■ Problem to work on:
The records below are to be returned exactly as written, minus their pictures.
┌────────
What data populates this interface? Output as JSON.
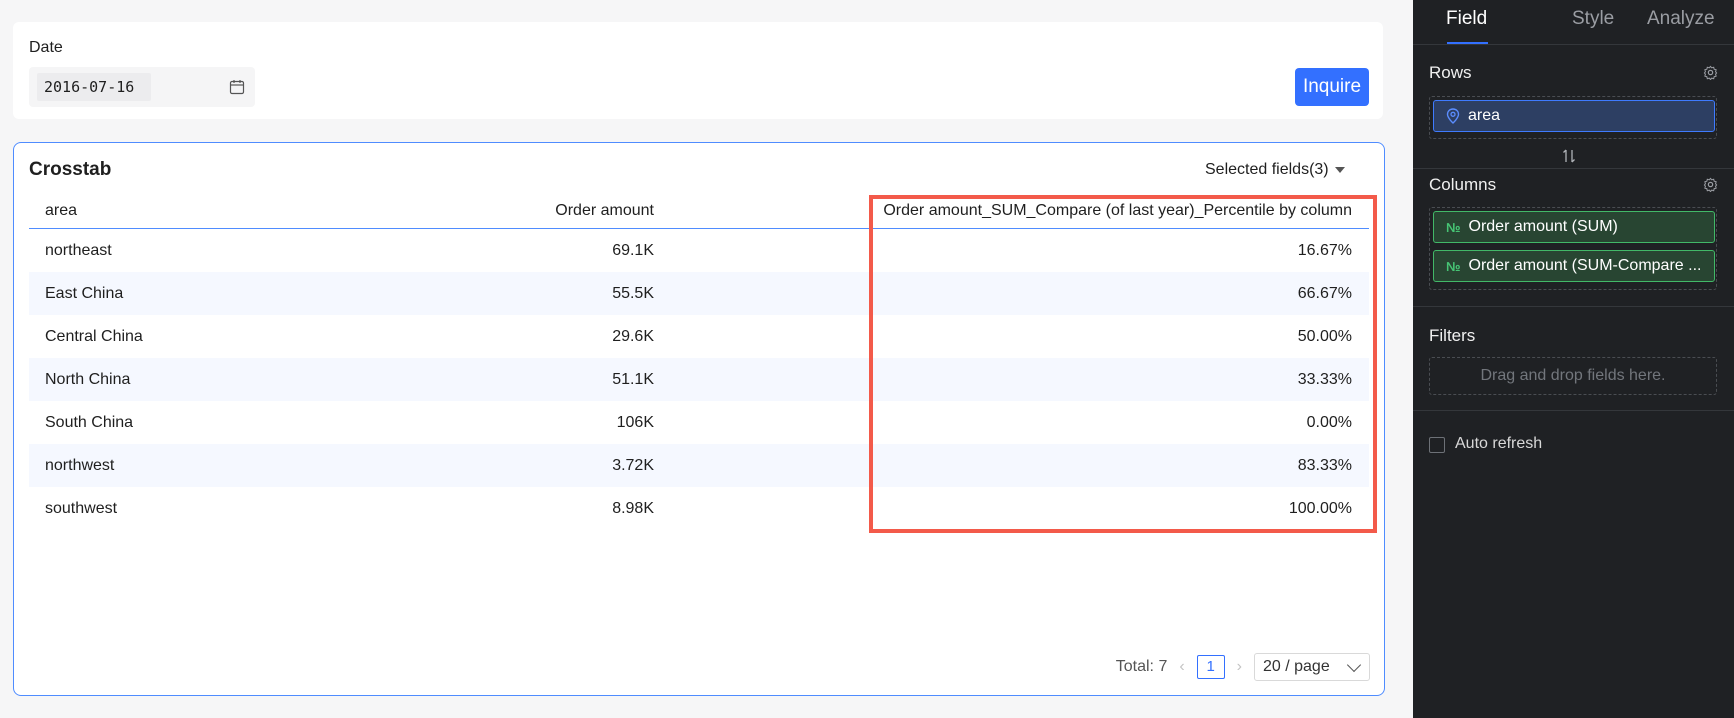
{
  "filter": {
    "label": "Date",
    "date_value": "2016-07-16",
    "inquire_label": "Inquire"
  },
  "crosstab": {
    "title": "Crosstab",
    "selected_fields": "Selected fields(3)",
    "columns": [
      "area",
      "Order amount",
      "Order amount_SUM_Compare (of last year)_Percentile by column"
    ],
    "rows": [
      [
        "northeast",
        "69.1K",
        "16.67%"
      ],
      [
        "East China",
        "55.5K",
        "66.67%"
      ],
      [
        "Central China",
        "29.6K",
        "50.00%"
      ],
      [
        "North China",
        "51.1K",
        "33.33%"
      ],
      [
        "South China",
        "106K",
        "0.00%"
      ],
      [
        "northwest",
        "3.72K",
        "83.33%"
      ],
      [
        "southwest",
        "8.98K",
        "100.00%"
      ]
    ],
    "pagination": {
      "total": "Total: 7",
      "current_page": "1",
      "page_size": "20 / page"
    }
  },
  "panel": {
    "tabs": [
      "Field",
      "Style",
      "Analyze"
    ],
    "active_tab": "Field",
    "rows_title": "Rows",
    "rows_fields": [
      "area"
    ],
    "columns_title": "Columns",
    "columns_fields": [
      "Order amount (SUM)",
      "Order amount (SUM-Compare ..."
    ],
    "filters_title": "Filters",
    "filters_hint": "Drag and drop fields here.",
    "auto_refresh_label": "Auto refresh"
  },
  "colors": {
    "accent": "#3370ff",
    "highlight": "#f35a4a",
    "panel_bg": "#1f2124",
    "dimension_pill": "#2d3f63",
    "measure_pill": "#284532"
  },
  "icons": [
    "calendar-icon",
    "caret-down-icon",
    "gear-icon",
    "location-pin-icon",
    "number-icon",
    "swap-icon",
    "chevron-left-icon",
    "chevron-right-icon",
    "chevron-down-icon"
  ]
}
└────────
■ Task solution:
What data populates this interface? Output as JSON.
{
  "filter": {
    "label": "Date",
    "date_value": "2016-07-16",
    "inquire_label": "Inquire"
  },
  "crosstab": {
    "title": "Crosstab",
    "selected_fields": "Selected fields(3)",
    "columns": [
      "area",
      "Order amount",
      "Order amount_SUM_Compare (of last year)_Percentile by column"
    ],
    "rows": [
      [
        "northeast",
        "69.1K",
        "16.67%"
      ],
      [
        "East China",
        "55.5K",
        "66.67%"
      ],
      [
        "Central China",
        "29.6K",
        "50.00%"
      ],
      [
        "North China",
        "51.1K",
        "33.33%"
      ],
      [
        "South China",
        "106K",
        "0.00%"
      ],
      [
        "northwest",
        "3.72K",
        "83.33%"
      ],
      [
        "southwest",
        "8.98K",
        "100.00%"
      ]
    ],
    "pagination": {
      "total": "Total: 7",
      "current_page": "1",
      "page_size": "20 / page"
    }
  },
  "panel": {
    "tabs": [
      "Field",
      "Style",
      "Analyze"
    ],
    "active_tab": "Field",
    "rows_title": "Rows",
    "rows_fields": [
      "area"
    ],
    "columns_title": "Columns",
    "columns_fields": [
      "Order amount (SUM)",
      "Order amount (SUM-Compare ..."
    ],
    "filters_title": "Filters",
    "filters_hint": "Drag and drop fields here.",
    "auto_refresh_label": "Auto refresh"
  },
  "colors": {
    "accent": "#3370ff",
    "highlight": "#f35a4a",
    "panel_bg": "#1f2124",
    "dimension_pill": "#2d3f63",
    "measure_pill": "#284532"
  },
  "icons": [
    "calendar-icon",
    "caret-down-icon",
    "gear-icon",
    "location-pin-icon",
    "number-icon",
    "swap-icon",
    "chevron-left-icon",
    "chevron-right-icon",
    "chevron-down-icon"
  ]
}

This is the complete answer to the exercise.